As his surname suggests, Charles was a descendant of the Duke of Clarence, later King William IV, through the Duke’s illegitimate son George, 1st Earl of Munster. Charles was born in County Kildare and attended Wellington from 1879 to 1881 before transferring to Eton. He joined the Royal Fusiliers in 1886, but his early career was blighted by illness and he spent much of his time in administrative roles.
In 1899 he volunteered to serve in the Second Boer War, and performed various acts for which he was awarded the VC, as recorded in his citation:
On the 14th October, 1899, Captain FitzClarence went with his squadron of the Protectorate Regiment, consisting of only partially trained men, who had never been in action, to the assistance of an armoured train which had gone out from Mafeking. The enemy were in greatly superior numbers, and the squadron was for a time surrounded, and it looked as if nothing could save them from being shot down. Captain FitzClarence, however, by his personal coolness and courage inspired the greatest confidence in his men, and, by his bold and efficient handling of them, not only succeeded in relieving the armoured train, but inflicted a heavy defeat on the Boers, who lost 50 killed and a large number wounded, his own losses being 2 killed and 15 wounded. The moral effect of this blow had a very important bearing on subsequent encounters with the Boers.
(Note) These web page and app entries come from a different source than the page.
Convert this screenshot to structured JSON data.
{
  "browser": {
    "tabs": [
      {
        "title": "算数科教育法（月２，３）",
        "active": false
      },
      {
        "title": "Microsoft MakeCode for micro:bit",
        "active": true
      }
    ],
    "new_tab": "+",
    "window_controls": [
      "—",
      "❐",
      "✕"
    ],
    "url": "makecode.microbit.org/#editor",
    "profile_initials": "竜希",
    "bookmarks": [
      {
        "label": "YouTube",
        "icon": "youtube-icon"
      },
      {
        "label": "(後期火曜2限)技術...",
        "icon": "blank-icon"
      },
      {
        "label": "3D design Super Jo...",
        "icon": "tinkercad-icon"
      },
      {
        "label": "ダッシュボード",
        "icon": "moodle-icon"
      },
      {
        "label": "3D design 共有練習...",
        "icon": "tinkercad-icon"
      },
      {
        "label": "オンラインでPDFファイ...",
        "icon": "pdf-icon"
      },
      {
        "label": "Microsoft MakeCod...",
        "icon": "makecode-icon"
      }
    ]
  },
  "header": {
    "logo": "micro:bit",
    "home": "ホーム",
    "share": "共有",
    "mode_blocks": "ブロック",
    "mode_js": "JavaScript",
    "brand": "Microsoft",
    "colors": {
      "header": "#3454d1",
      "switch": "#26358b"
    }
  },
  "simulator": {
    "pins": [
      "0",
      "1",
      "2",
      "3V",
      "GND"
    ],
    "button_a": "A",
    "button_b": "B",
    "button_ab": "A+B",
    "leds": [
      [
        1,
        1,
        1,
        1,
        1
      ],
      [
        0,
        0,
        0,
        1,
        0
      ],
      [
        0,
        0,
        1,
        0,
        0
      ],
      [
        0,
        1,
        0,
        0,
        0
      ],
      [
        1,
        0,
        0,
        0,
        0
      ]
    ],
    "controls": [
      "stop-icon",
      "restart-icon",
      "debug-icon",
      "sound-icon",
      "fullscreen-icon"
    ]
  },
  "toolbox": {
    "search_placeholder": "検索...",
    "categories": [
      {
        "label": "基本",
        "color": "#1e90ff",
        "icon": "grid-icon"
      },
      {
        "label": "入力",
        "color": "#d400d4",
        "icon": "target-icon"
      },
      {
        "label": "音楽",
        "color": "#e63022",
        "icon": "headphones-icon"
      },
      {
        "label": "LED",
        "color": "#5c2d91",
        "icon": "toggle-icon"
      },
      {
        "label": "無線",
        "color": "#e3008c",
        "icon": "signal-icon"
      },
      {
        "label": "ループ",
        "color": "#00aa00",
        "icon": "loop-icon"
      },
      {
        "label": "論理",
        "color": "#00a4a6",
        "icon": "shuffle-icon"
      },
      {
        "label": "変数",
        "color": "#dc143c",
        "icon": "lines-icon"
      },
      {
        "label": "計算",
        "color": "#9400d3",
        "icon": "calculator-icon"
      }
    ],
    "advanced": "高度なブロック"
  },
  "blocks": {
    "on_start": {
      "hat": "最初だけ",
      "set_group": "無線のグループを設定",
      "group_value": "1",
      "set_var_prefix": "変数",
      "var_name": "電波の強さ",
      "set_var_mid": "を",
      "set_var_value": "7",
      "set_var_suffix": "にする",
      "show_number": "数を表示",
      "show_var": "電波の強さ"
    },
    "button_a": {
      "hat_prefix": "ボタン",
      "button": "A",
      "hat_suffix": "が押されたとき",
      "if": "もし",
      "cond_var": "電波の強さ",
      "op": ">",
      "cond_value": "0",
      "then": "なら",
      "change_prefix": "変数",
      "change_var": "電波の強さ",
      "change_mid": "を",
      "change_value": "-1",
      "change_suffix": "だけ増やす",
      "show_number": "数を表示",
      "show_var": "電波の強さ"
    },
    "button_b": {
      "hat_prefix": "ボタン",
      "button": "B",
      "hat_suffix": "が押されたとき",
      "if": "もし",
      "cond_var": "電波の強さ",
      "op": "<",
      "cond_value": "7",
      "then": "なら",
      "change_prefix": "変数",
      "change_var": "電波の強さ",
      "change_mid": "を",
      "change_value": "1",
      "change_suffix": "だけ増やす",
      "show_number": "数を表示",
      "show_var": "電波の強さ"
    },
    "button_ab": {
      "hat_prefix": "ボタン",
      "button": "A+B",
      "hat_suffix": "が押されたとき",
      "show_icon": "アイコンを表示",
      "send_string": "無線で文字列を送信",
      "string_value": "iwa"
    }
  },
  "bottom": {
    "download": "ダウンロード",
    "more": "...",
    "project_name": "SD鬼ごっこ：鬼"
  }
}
On the 27th October, 1899, Captain FitzClarence led his squadron from Mafeking across the open, and made a night attack with the bayonet on one of the enemy’s trenches. A hand-to-hand fight took place in the trench, while a heavy fire was concentrated on it from the rear. The enemy was driven out with heavy loss. Captain FitzClarence was the first man into the position and accounted for four of the enemy with his sword. The British lost 6 killed and 9 wounded. Captain FitzClarence was himself slightly wounded. With reference to these two actions, Major-General Baden-Powell states that had this Officer not shown an extraordinary spirit and fearlessness the attacks would have been failures, and we should have suffered heavy loss both in men and prestige.
On the 26th December, 1899, during the action at Game Tree, near Mafeking, Captain FitzClarence again distinguished himself by his coolness and courage, and was again wounded (severely through both legs).
In 1904, Charles succeeded to the command of the 1st Bn Irish Guards. At the outbreak of the First World War he was promoted to Brigadier General, and in September 1914 took command of the 1st Guards’ Brigade with the British Expeditionary Force. In this role, he played an important role in the First Battle of Ypres, choosing to engage on 31 October 1914 in an action which a contemporary considered ‘saved the day.’ The fighting continued, however, and Charles was killed while leading a night attach on 11-12 November.